Problem details
From the records, pick out and copy each line containing "species".

Records for this task
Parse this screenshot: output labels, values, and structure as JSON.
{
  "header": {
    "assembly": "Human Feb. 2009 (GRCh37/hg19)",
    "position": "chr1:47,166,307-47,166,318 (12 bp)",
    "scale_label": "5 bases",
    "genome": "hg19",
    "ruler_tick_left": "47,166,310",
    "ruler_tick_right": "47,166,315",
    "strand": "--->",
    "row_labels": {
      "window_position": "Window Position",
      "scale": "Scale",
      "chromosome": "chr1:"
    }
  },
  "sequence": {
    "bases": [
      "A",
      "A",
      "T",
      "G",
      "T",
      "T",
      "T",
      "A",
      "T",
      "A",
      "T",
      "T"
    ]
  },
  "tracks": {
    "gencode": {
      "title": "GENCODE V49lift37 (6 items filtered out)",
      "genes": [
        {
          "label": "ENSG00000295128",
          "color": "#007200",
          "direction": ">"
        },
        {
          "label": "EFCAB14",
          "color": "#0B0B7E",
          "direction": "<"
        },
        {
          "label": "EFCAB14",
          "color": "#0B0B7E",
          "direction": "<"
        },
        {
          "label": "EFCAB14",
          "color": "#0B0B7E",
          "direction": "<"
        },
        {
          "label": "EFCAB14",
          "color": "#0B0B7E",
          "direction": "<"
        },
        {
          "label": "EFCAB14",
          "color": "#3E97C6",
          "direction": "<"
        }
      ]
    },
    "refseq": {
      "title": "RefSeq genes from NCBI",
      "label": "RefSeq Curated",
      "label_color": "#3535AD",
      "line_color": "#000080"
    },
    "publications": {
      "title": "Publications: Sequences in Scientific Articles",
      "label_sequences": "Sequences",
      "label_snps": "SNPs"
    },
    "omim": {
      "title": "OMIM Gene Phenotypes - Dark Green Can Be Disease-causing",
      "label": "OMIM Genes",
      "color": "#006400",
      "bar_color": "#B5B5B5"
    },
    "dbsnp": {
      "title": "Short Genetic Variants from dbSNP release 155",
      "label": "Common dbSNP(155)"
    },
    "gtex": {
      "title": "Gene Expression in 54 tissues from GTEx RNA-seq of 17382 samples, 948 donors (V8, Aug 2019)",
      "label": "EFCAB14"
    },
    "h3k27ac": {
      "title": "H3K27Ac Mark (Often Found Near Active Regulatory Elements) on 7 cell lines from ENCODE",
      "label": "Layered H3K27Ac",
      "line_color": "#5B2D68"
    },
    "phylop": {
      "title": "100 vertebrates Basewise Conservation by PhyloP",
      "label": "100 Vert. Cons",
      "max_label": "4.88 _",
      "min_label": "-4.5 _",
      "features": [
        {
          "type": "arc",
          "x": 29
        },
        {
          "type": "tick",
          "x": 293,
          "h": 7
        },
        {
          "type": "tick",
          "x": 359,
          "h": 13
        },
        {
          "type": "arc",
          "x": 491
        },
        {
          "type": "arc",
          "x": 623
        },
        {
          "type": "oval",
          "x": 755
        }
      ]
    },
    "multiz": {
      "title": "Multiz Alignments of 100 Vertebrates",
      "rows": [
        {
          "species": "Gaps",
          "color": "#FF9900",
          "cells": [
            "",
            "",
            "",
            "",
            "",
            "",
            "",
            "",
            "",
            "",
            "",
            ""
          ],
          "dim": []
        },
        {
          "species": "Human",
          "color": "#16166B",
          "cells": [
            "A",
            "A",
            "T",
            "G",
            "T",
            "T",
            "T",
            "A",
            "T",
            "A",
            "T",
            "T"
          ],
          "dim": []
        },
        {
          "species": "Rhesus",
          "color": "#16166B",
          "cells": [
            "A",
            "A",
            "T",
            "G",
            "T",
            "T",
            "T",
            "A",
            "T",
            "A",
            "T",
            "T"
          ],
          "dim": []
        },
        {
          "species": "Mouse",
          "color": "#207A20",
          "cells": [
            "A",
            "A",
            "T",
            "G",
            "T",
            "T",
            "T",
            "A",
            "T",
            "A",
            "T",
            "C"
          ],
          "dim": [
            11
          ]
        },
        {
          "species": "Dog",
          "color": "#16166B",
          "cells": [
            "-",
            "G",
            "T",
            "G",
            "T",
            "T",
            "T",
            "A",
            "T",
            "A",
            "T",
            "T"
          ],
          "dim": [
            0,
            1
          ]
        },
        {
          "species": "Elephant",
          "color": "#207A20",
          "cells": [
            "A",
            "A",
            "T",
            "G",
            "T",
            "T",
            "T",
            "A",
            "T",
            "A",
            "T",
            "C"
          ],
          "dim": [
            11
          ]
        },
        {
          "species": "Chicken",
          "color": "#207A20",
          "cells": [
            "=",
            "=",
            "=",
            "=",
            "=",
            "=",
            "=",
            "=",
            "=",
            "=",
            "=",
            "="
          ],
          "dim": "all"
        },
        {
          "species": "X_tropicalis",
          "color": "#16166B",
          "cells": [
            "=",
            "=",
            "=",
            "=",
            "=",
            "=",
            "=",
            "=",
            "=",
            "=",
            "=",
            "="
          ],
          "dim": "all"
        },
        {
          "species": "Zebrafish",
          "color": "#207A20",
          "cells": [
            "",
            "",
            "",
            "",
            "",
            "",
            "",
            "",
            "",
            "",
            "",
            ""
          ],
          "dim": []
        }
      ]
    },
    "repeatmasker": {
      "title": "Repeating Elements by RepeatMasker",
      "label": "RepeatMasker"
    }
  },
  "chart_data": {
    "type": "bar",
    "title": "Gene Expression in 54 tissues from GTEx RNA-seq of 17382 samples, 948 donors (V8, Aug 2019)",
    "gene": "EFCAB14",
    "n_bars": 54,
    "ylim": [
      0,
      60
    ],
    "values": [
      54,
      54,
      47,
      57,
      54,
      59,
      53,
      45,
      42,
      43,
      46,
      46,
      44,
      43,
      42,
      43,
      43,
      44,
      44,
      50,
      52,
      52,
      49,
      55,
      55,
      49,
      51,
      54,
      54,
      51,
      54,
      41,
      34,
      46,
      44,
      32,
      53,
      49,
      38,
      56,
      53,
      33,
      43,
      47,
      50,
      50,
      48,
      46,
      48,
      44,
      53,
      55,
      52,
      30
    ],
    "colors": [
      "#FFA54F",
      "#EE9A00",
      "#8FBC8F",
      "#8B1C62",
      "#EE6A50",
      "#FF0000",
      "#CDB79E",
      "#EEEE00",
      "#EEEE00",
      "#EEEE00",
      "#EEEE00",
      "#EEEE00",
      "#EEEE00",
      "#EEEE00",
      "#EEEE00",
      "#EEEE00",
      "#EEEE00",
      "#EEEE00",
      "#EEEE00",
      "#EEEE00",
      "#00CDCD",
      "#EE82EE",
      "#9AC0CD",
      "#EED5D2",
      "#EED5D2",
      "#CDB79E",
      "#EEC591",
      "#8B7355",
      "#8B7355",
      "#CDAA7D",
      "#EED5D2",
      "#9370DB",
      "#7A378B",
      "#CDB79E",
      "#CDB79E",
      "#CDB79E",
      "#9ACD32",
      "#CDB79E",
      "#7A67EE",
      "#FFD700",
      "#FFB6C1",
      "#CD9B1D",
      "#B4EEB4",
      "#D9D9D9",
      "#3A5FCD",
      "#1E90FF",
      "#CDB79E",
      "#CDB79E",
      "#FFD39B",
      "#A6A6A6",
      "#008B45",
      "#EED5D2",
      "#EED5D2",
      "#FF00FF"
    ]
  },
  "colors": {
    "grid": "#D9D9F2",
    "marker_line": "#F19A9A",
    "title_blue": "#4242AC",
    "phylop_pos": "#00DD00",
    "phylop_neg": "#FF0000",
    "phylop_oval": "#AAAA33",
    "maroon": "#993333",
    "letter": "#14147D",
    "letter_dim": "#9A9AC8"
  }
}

Written solution
          "species": "Gaps",
          "species": "Human",
          "species": "Rhesus",
          "species": "Mouse",
          "species": "Dog",
          "species": "Elephant",
          "species": "Chicken",
          "species": "X_tropicalis",
          "species": "Zebrafish",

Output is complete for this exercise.